The Rani Pill transports an injection right to the gut, where there are no sharp pain receptors. As many as one in four Americans are afraid of needles. That's led a handful of start-ups to develop alternatives to hypodermic syringes. This would be good news for health care: While needles provide an effective tool for vaccinations and treatments that the stomach's digestive juices would neutralize if taken orally, needle phobia keeps many from getting the care they need. But surveys indicate that the number of needle-averse among us is closer to one in four.
An MIT-led research team has developed a drug capsule that could be used to deliver oral doses of insulin, potentially replacing the injections that people with type 2 diabetes have to give themselves every day. About the size of a blueberry, the capsule contains a small needle made of compressed insulin, which is injected after the capsule reaches the stomach. In tests in animals, the researchers showed that they could deliver enough insulin to lower blood sugar to levels comparable to those produced by injections given through skin. They also demonstrated that the device can be adapted to deliver other protein drugs. "We are really hopeful that this new type of capsule could someday help diabetic patients and perhaps anyone who requires therapies that can now only be given by injection or infusion," says Robert Langer, the David H. Koch Institute Professor, a member of MIT's Koch Institute for Integrative Cancer Research, and one of the senior authors of the study.
For the last 100 years, diabetics have had to rely on at least two insulin injections a day to control their blood sugar. But a pill could banish the need for shots forever, a new study says. The capsule contains a tiny needle that is made almost completely of freeze-dried insulin, and a spring - all held in place by a disc of sugar. Once the pill reaches the stomach, water dissolves the disk, releasing the spring, and pushing out the to inject the stomach with the all-important insulin.
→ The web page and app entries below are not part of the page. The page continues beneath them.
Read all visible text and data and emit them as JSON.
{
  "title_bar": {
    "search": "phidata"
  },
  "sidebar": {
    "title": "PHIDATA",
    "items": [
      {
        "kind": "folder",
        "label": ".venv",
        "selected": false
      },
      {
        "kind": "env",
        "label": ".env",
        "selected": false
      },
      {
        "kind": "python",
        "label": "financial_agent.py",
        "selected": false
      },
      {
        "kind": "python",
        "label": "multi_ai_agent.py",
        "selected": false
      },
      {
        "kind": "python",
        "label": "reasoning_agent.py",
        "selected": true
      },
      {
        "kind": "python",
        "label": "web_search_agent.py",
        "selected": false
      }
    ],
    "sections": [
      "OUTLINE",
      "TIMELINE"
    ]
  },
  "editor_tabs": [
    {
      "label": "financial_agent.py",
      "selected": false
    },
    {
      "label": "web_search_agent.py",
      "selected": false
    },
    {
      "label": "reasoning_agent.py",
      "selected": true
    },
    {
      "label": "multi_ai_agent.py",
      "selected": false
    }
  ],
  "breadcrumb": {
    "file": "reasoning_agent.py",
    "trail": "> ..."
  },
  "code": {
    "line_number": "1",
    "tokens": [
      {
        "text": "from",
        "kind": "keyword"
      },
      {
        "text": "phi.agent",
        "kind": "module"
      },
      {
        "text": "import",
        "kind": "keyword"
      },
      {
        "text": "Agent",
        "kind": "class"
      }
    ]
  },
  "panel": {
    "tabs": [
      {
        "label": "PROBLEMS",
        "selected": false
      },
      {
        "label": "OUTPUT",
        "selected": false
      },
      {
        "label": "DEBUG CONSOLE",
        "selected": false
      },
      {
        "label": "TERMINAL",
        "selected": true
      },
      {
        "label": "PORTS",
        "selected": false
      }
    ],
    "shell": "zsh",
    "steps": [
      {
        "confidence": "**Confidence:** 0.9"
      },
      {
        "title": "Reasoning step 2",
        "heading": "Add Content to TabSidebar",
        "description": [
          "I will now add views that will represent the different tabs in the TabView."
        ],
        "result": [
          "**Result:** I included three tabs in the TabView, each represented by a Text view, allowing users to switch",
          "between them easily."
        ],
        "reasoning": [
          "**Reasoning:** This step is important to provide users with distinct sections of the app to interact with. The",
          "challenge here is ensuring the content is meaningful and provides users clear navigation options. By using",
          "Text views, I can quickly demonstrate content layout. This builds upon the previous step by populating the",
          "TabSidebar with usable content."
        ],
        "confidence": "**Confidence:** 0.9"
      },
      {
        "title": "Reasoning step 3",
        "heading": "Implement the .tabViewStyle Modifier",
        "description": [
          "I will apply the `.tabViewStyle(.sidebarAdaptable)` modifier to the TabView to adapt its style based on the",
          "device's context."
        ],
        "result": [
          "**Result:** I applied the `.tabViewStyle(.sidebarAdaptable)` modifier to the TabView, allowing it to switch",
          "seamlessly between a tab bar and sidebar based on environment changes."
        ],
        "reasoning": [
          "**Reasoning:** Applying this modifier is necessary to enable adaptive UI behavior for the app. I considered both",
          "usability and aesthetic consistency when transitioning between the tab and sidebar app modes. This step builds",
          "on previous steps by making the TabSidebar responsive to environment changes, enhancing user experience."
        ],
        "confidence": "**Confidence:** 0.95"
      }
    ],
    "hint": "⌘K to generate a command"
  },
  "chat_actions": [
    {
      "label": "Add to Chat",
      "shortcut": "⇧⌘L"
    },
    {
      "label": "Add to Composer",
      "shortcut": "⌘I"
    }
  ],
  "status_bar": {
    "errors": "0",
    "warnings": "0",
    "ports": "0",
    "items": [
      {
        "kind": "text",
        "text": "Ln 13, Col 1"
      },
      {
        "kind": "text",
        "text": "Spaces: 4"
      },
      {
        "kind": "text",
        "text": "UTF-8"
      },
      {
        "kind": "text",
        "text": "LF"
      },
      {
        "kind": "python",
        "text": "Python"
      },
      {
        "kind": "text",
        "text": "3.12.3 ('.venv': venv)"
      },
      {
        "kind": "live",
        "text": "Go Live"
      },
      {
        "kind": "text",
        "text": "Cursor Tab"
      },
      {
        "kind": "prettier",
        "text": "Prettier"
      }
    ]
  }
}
The team, from Brigham and Women's Hospital and the Massachusetts Institute of Technology, says this localized approach is more pleasant to take, easier to carry around and less expensive than traditional injections.
Pills containing miniature hypodermics that can painlessly inject drugs into the lining of the stomach have shown promise in initial tests in pigs. Each pill capsule contains a number of tiny injectors. Inside each injector is a needle with a tip mostly made of a dried drug, such as insulin. The shape of these injectors – rounded with a flat bottom – was inspired by the leopard tortoise, and means they self-right within around a tenth of a second after landing of the floor of the stomach, ensuring the needle points downwards. At the base of the needle is a compressed spring held in place by sugar.
Given the choice between tossing back a dose of medicine and pushing it through your flesh inside a cold, steel needle, most people pick the pill. Convenience, portability, and lack of skin-stabbiness have made pills the most popular way to administer drugs for the better part of medical history. But not all drugs can survive the corrosive, churning trip from the stomach into the intestines and across to the bloodstream. Antibodies, proteins--these molecules are too fragile. That's why you still have to get your immunizations as shots, and why many diabetics have to inject themselves twice a day with insulin to keep their blood sugar levels from getting toxic.